Boris gives us a visual hook, so it’s easy to think we did a good job. But you have to think beyond what’s behind these things. His shoelaces are untied, his shirt is tucked in, and he’s wearing a form-fitting suit. That said, I don’t think Johnson’s deranged look is a hoax. I think that’s his true form. He is self-conscious, but he is not self-conscious.
The photo got a bit of attention, and The Guardian and The Telegraph used it on the front page the next day (not necessarily my version). I think it was the fact that we thought this was the odd package we got, as the image shows.
“Maybe they knew the harm they were doing to Britain.”
Congressmen Jacob Rhys-Mogg, Boris Johnson, Peter Vaughn and Ian Duncan-Smith hear their colleague Steve Baker speak during the launch of the Global Trade Agreement. parliament, september 2018. Photo by Dan Kitwood
This was taken at the height of the whole Brexit process. Mr Johnson had just resigned as Secretary of State for Foreign Affairs, and I think this image sums up the national mood at the time. I’m still not entirely sure if I should have been in that room. I thought I was invited, so I went to Congress and sat down and waited. As they all came in, they were staring at me as if to say, “What is the photographer doing here?” But no one said anything, so I continued.
I can’t remember exactly why everyone seemed nervous. Land Rover’s top had just attacked the government’s ‘no deal’ stance, so they had to fight it. I think he was one when they were just scratching their heads. And perhaps, in the end, those present knew the harm they were doing to the country.
Boris can do the head-in-hand thing well and play for the camera. It was a real frustration. Rarely does an image come together like this. We expect one person to do it, but not all at the same time.
“The pressure of Covid started to show on his face.”
Johnson in his office in March 2020 as the Covid pandemic accelerates.

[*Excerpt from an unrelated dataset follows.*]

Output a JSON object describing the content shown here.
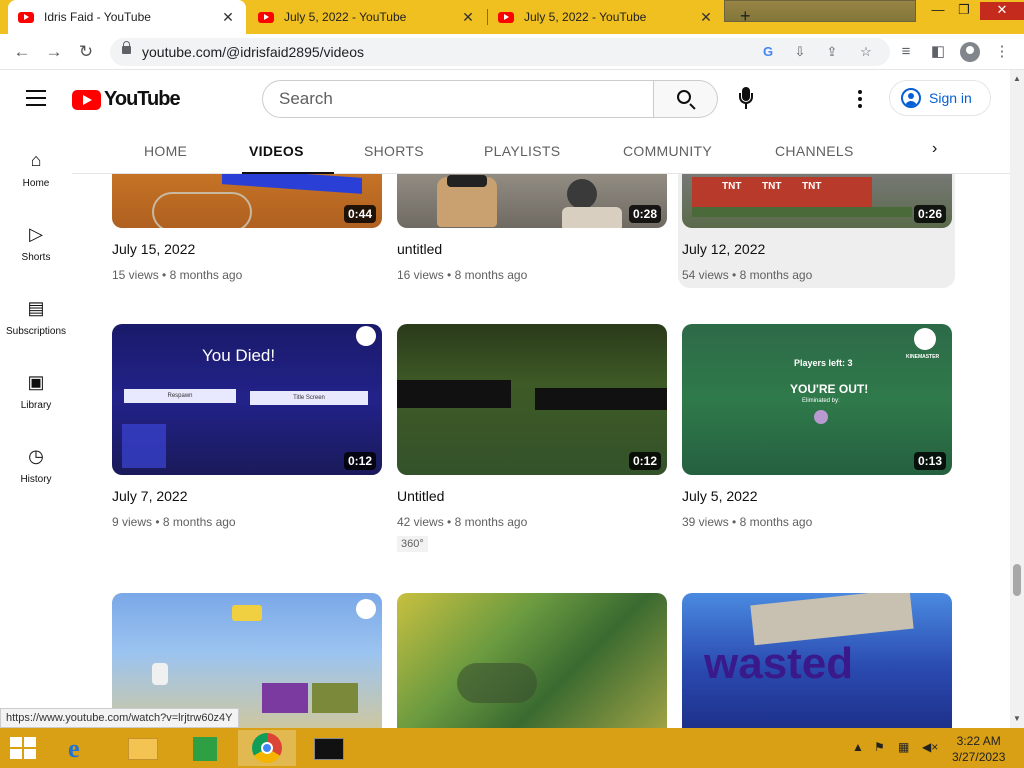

Photo by Chief Photographer of Prime Minister Andrew Parsons
It’s not your typical Boris photo. This was taken on Saturday, March 14, 2020, when he spoke on the phone with Chris Whitty and Patrick Vallance and was told things would get worse with Covid. Nine days later he announced that the country had to go into lockdown.
I’ve spent the last two and a half years at No 10, photographing Johnson from the inside. In my opinion it is the best photo job in the country. In a way, taking pictures is easy. You have to learn how to blend in, read what’s going on in the room, and get along with people.
I never bought into the idea that Boris was just a showman who couldn’t take things seriously. I’ve seen what I can do. You can see how seriously he takes his job in this photo. There have been so many scenarios since Covid that the pressure has been immeasurable and it started to show in his face. No matter how big the fight was, I rarely saw him go down or out on the ropes.
is this my best photo? No, I’m not a big fan of composing. I would have hoped his aide was watching him. But I didn’t choose it for that reason. It’s a moment in history that will always be with me.